Bernie Ecclestone has spoken for the first time about how his reign as Formula One’s chief executive could be threatened if he is charged in a bribery case in Germany surrounding the $1.6bn sale of the motor racing series to private equity firm CVC in 2006.
The case concerns a $44m bribe Mr. Ecclestone allegedly paid to a German banker, Gerhard Gribkowsky, to wave through the sale to CVC.
Mr. Ecclestone says CVC “will probably be forced to get rid of me if the Germans come after me. It’s pretty obvious, if I’m locked up”.
Since Mr. Gribkowsky’s arrest in January 2011, speculation has mounted that Mr. Ecclestone would face corruption charges.
However, although he is still being investigated by the Germans, he has not been charged.
He has admitted paying Mr. Gribkowsky but denies it was a bribe.
Instead, Mr. Ecclestone says the banker had threatened that if he were not paid, he would give HM Revenue & Customs alleged details of Mr. Ecclestone’s tax affairs.

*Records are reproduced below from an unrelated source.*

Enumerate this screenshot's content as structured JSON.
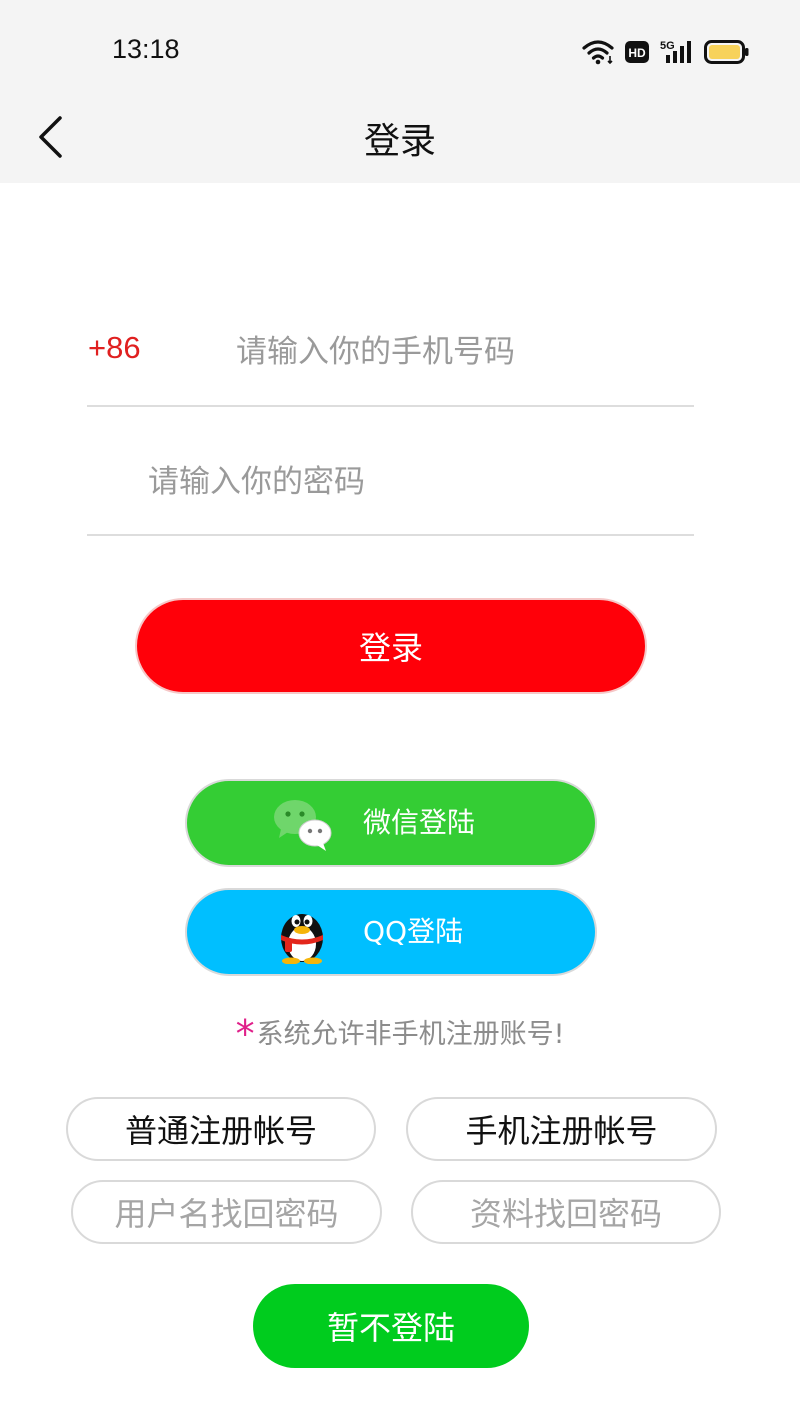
{
  "status_bar": {
    "time": "13:18",
    "hd_label": "HD",
    "network_label": "5G",
    "icons": [
      "wifi-icon",
      "hd-icon",
      "signal-5g-icon",
      "battery-icon"
    ],
    "battery_color": "#f7d25a"
  },
  "nav": {
    "title": "登录",
    "back_icon": "chevron-left-icon"
  },
  "form": {
    "phone_prefix": "+86",
    "phone_placeholder": "请输入你的手机号码",
    "phone_value": "",
    "password_placeholder": "请输入你的密码",
    "password_value": "",
    "login_label": "登录"
  },
  "social": {
    "wechat_label": "微信登陆",
    "qq_label": "QQ登陆"
  },
  "notice": {
    "star": "*",
    "text": "系统允许非手机注册账号!"
  },
  "links": {
    "normal_register": "普通注册帐号",
    "phone_register": "手机注册帐号",
    "username_recover": "用户名找回密码",
    "profile_recover": "资料找回密码"
  },
  "skip_label": "暂不登陆",
  "colors": {
    "login_button": "#ff0009",
    "wechat_button": "#34cd34",
    "qq_button": "#00bfff",
    "skip_button": "#00cc1e",
    "prefix_text": "#e02020",
    "notice_star": "#e0208a"
  }
}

Mr. Ecclestone’s comments follow a stinging attack last week by Ferrari chairman, Luca di Montezemolo, who said: “If Bernie is accused under process, I think he will be the first to give a step back in the interests of Formula One.”
He added: “The era of the one-man show cannot continue. We are slowly approaching the end of a period characterized by the style of one man who has done significant things.”
Earlier this year, it came to light that, as part of the plans for the stalled $10bn flotation of Formula One, CVC had engaged head-hunting agency Egon Zehnder to draft a short- list of potential replacements.
However, Mr. Ecclestone, 82, insists this doesn’t indicate that CVC has any intention of getting rid of him.
“They said they had hired a head-hunter to find somebody in the event that I was not going to be there – if I was going to die or something. It is the normal thing they do to keep people happy,” he told The Sunday Telegraph.
Mr. Ecclestone has run F1’s operating company, Formula One Management (FOM), for nearly 40 years.
“There is not a thing that goes on at FOM without his knowledge,” says long-time associate and three times F1 champion Sir Jackie Stewart.
“I can understand people saying [F1] is never going to manage without Bernie Ecclestone but the infrastructure is there. It’s all [at F1’s London HQ] in Belgravia and there’s a lot of people there with a lot of knowledge.”
Sir Jackie dismisses speculation from within F1 that Red Bull Racing boss Christian Horner will take over from Mr. Ecclestone, having steered his team to three championships since joining it in 2005.
“I doubt very much [Mr. Ecclestone’s replacement] will be anybody in the F1 paddock and I don’t think it should be. I think they should go out and head-hunt the best of all,” says Sir Jackie, who tips Ian Todd, president of ISG, the stadium financing firm that helped to fund Wembley. The Telegraph